  • prostatic neoplasms;
  • neoplasm metastasis;
  • antineoplastic agents;
  • hormonal

Abstract

BACKGROUND:

Virtually all patients with prostate cancer who receive androgen deprivation therapy (ADT) will ultimately develop evidence of resistance to treatment. The prognosis for patients who develop metastatic castrate-resistant disease is reported to be poor, with overall survival historically estimated to be 24 to 36 months. The goal of the current study was to identify predictors of clinical disease progression in patients with prostate cancer who were receiving ADT.

METHODS:

Of the 13,740 men with biopsy–proven prostate cancer who were enrolled in the Cancer of the Prostate Strategic Urological Research Endeavor (CaPSURE) database from 1995 to 2007, 4003 men treated with ADT after diagnosis without evidence of metastases at treatment initiation were identified.

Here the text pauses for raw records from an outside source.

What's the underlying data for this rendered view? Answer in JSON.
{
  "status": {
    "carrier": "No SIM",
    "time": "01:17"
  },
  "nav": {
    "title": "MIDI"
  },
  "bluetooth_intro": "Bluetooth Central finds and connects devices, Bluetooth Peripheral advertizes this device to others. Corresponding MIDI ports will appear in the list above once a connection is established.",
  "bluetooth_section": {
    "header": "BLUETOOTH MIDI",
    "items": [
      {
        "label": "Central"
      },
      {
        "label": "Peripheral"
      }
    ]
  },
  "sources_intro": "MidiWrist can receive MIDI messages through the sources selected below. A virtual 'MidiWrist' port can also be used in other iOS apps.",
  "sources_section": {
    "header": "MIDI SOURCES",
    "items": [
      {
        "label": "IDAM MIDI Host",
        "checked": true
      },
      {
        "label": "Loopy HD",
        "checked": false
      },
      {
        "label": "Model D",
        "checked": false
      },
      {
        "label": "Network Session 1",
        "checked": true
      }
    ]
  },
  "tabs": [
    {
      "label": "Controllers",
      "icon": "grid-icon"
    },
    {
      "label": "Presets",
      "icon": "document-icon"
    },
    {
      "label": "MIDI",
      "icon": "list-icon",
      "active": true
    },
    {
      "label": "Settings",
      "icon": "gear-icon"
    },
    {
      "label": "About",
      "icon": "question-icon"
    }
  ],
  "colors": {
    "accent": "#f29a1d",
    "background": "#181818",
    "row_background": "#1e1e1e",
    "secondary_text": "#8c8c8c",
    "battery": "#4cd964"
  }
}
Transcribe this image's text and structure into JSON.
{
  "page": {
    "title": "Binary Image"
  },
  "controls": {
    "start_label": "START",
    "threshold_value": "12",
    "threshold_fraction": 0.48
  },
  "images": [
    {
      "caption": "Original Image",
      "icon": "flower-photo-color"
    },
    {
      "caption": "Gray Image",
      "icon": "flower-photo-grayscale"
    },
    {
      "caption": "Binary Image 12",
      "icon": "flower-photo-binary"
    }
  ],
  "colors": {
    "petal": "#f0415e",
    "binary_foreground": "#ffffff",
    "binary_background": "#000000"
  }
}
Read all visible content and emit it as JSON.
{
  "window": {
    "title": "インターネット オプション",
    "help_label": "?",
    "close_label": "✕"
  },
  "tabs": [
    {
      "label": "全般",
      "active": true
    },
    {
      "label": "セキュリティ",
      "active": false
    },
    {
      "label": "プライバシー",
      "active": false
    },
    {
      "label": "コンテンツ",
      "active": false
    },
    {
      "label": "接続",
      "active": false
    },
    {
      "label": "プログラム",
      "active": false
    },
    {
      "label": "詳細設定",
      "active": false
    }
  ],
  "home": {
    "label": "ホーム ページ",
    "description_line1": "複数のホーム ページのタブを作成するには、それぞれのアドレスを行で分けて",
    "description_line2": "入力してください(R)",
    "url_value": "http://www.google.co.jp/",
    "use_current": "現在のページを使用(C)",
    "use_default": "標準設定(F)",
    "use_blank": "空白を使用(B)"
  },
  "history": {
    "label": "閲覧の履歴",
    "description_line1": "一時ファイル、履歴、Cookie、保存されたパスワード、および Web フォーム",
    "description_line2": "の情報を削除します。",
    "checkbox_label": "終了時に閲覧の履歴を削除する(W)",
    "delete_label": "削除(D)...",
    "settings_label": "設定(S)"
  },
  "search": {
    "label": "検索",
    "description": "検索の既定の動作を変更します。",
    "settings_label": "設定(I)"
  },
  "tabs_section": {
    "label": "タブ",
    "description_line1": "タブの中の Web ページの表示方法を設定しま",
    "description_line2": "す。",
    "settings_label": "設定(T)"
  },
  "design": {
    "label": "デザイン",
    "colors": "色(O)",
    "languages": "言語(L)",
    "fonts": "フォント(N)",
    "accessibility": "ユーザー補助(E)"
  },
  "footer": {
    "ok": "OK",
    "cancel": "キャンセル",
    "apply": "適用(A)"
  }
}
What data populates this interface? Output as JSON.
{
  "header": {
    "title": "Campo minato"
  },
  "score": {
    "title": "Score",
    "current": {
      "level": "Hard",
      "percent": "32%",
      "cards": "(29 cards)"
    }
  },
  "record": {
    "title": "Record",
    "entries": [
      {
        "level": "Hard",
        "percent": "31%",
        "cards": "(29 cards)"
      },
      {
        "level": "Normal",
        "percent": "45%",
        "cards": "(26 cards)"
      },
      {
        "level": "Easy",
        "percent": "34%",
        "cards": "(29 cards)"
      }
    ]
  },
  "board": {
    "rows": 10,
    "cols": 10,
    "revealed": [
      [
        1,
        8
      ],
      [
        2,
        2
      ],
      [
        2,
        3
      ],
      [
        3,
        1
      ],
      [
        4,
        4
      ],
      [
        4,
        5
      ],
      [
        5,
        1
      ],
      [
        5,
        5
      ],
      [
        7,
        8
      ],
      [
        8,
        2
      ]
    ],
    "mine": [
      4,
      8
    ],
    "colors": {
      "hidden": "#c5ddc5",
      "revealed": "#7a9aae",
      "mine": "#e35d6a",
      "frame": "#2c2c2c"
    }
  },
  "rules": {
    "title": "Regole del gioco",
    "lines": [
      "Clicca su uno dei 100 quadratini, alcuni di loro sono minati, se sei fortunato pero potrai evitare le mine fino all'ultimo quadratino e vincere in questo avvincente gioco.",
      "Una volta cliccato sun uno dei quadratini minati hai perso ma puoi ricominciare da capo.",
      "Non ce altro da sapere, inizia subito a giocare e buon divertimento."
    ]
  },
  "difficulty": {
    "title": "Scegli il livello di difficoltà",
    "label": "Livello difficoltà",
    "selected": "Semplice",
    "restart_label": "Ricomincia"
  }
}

The primary endpoint was the development of bone metastasis. Clinical and pathologic characteristics were compared between patients who developed metastasis and those who did not using chi-square tests in a Cox proportional hazards regression model.

RESULTS:

The mean age of the men in the cohort was 70 years (range, 39-94 years). One hundred ninety-one men (4.8%) progressed to metastatic disease at a median of 18 months from the initiation of ADT (range, 1-139 months). On multivariate analyses, risk category (hazards ratio [HR], 2.58; P < .0001), percent of biopsies positive >33% (HR, 3.36; P = .003), age ≤65 years at diagnosis (HR, 2.11; P = .001, and prostate–specific antigen velocity on ADT (HR, 1.04; P < .001) were found to be significantly associated with the development of metastatic disease after ADT.

CONCLUSIONS:

Younger men with high–risk disease appear to have worse prognosis than older men with similar disease. This, along with the other prognostic variables established in the current study, may help identify candidates for clinical trials evaluating secondary treatments for patients with castrate-resistant disease. Cancer 2009. © 2009 American Cancer Society.